During your bi-annual inspection, ensure your spikes are still properly secured. If not, consider switching them out for the modern popular choices—gutter brackets, straps, or hangers.
6. Double-Check Your Alignment
The technology of your gutters is actually quite clever. When pros install gutters, they aim for a half-inch slope for every 10 feet of the gutter. If your gutters sag, this throws off the ideal slope and either causes water to pool in one area or sends too much water to one downspout.
Luckily, most sagging gutters are easy to fix by simply securing the gutter screws, nails, or hangers. However, if you notice rot in your fascia holding the screws, it's best to call a gutter installation team.
7. Use Sealant for Leaking Joints
Even seamless gutters typically separate into different sections throughout the downspout and other elbow transitions. If these seams crack or develop major rust, they likely require replacement.
However, you can also purchase a water-resistant, flexible sealant to temporarily secure the broken joint. Gently squeeze the pipe at the joint of the connecting piece to release it. After ensuring it's clean and dry, apply the sealant according to the instructions and reconnect with clamps for proper curing.
8. Secure Your Downspout Strap
The downspout carries all the water from your gutters and away from your house. If it comes loose from the side of your home, you may need to reconnect your downspout strap. This strip of metal typically connects to the wooden, brick, or concrete siding with concrete screws.
Double-check the screws are still tightened and, if not, consider calling your local gutter repair team for new straps.
9. Know When to Replace Your Gutters
Even when you remain diligent, gutters only tend to last an average of 20 years. That’s why our last tip is to get to know the signs you need to replace your gutters. These include large cracks, persistent clogs, sagging gutters, and fallen nails or screws.

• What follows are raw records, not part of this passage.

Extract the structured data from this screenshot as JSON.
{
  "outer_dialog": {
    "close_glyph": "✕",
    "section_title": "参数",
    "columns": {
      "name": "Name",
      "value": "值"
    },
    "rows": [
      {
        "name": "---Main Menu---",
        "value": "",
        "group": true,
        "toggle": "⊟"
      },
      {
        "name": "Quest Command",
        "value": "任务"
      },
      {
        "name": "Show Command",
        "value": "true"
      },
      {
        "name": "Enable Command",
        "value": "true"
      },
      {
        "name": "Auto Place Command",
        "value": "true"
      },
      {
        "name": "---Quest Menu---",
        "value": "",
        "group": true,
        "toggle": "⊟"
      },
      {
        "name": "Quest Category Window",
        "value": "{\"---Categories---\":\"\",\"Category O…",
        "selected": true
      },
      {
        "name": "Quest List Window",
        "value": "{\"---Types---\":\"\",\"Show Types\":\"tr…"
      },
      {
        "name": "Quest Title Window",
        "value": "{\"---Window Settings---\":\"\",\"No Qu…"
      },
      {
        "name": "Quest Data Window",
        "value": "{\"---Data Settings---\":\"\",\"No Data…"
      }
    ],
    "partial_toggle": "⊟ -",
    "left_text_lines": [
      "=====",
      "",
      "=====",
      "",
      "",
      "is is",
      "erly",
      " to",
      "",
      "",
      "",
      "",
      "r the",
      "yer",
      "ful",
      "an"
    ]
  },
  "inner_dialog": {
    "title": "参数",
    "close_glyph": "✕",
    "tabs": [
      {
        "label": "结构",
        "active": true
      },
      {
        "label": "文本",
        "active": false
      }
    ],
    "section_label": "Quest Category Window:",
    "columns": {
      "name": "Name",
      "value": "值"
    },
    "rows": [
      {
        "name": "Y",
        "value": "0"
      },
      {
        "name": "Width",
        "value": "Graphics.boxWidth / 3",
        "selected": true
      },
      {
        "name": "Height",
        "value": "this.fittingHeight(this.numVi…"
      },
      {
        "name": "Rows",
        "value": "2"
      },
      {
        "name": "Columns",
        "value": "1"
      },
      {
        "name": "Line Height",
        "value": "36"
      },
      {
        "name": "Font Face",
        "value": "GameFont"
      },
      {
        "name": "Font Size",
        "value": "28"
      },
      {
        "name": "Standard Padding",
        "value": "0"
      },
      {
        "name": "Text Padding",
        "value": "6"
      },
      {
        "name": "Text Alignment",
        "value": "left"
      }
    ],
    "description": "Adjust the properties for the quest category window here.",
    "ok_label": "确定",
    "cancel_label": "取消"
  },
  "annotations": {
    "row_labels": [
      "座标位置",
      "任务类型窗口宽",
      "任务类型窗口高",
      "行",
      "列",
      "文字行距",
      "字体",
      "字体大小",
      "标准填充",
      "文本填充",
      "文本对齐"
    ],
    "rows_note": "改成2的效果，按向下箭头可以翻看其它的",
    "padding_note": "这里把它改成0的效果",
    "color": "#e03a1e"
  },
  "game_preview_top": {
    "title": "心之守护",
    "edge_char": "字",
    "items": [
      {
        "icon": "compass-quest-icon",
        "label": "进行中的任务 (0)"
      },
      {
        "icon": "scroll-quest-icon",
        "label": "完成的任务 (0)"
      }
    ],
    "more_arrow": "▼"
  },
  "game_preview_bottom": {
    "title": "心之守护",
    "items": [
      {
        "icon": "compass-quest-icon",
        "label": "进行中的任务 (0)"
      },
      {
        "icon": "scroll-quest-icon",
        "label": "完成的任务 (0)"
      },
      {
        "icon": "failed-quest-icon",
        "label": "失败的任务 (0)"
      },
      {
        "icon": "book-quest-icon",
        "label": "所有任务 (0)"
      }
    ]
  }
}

As we touched on above, full replacement costs around $1,900, but you'll pay between $4 to $30 per linear foot if you only need a portion of your gutters replaced.
Basic gutter cleaning is often what we think about when our gutter maintenance duties come to mind. But by understanding these small repair tips, you can keep more costly repairs and replacements at bay for longer.